Supplied material:
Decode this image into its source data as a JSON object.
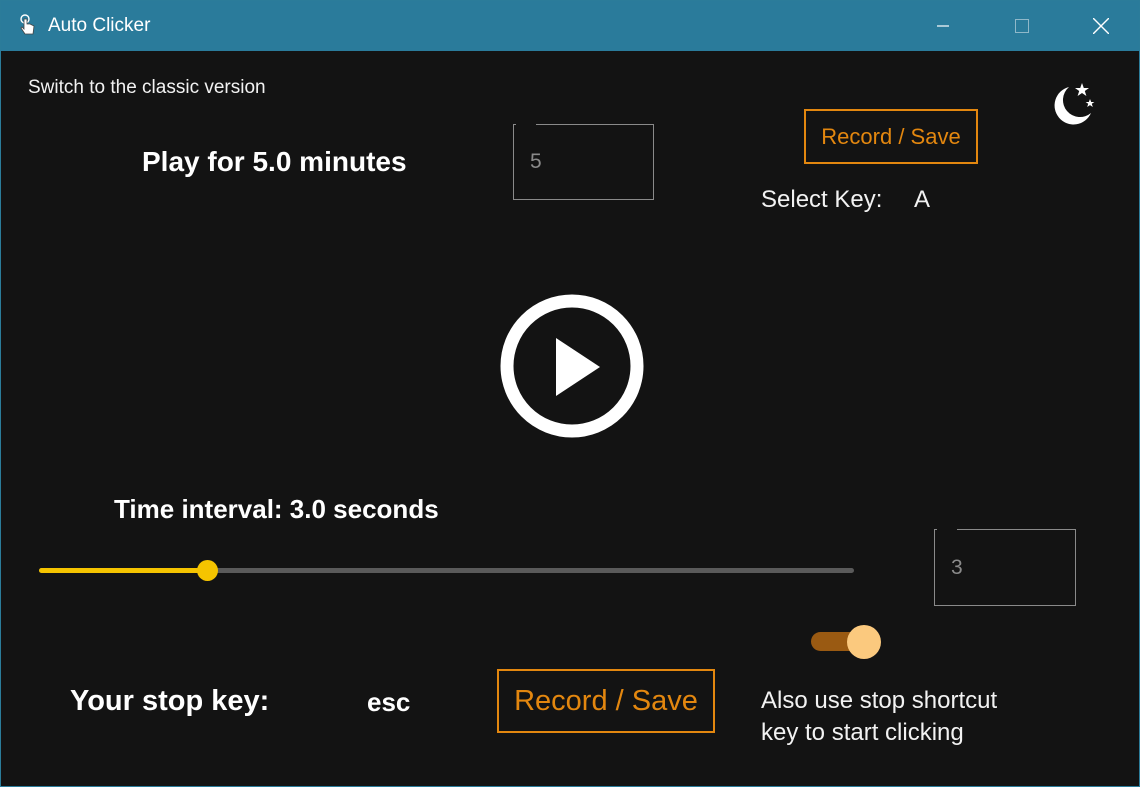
{
  "window": {
    "title": "Auto Clicker",
    "colors": {
      "titlebar": "#2a7b9b",
      "background": "#131313",
      "accent_orange": "#e3870f",
      "slider_yellow": "#f5c400",
      "toggle_on": "#fbc97e"
    },
    "controls": {
      "minimize_icon": "minimize-icon",
      "maximize_icon": "maximize-icon",
      "close_icon": "close-icon"
    }
  },
  "header": {
    "classic_link": "Switch to the classic version",
    "theme_icon": "moon-stars-icon"
  },
  "duration": {
    "label": "Play for 5.0 minutes",
    "input_value": "5",
    "unit": "minutes"
  },
  "key_select": {
    "record_label": "Record / Save",
    "select_label": "Select Key:",
    "selected_key": "A"
  },
  "play": {
    "icon": "play-circle-icon"
  },
  "interval": {
    "label": "Time interval: 3.0 seconds",
    "slider_fraction": 0.206,
    "input_value": "3"
  },
  "stop": {
    "label": "Your stop key:",
    "key": "esc",
    "record_label": "Record / Save"
  },
  "shortcut": {
    "toggle_on": true,
    "label_line1": "Also use stop shortcut",
    "label_line2": "key to start clicking"
  }
}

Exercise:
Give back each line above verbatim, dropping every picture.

Response box:
Decode this image into its source data as a JSON object.
{
  "window": {
    "title": "Auto Clicker",
    "colors": {
      "titlebar": "#2a7b9b",
      "background": "#131313",
      "accent_orange": "#e3870f",
      "slider_yellow": "#f5c400",
      "toggle_on": "#fbc97e"
    },
    "controls": {
      "minimize_icon": "minimize-icon",
      "maximize_icon": "maximize-icon",
      "close_icon": "close-icon"
    }
  },
  "header": {
    "classic_link": "Switch to the classic version",
    "theme_icon": "moon-stars-icon"
  },
  "duration": {
    "label": "Play for 5.0 minutes",
    "input_value": "5",
    "unit": "minutes"
  },
  "key_select": {
    "record_label": "Record / Save",
    "select_label": "Select Key:",
    "selected_key": "A"
  },
  "play": {
    "icon": "play-circle-icon"
  },
  "interval": {
    "label": "Time interval: 3.0 seconds",
    "slider_fraction": 0.206,
    "input_value": "3"
  },
  "stop": {
    "label": "Your stop key:",
    "key": "esc",
    "record_label": "Record / Save"
  },
  "shortcut": {
    "toggle_on": true,
    "label_line1": "Also use stop shortcut",
    "label_line2": "key to start clicking"
  }
}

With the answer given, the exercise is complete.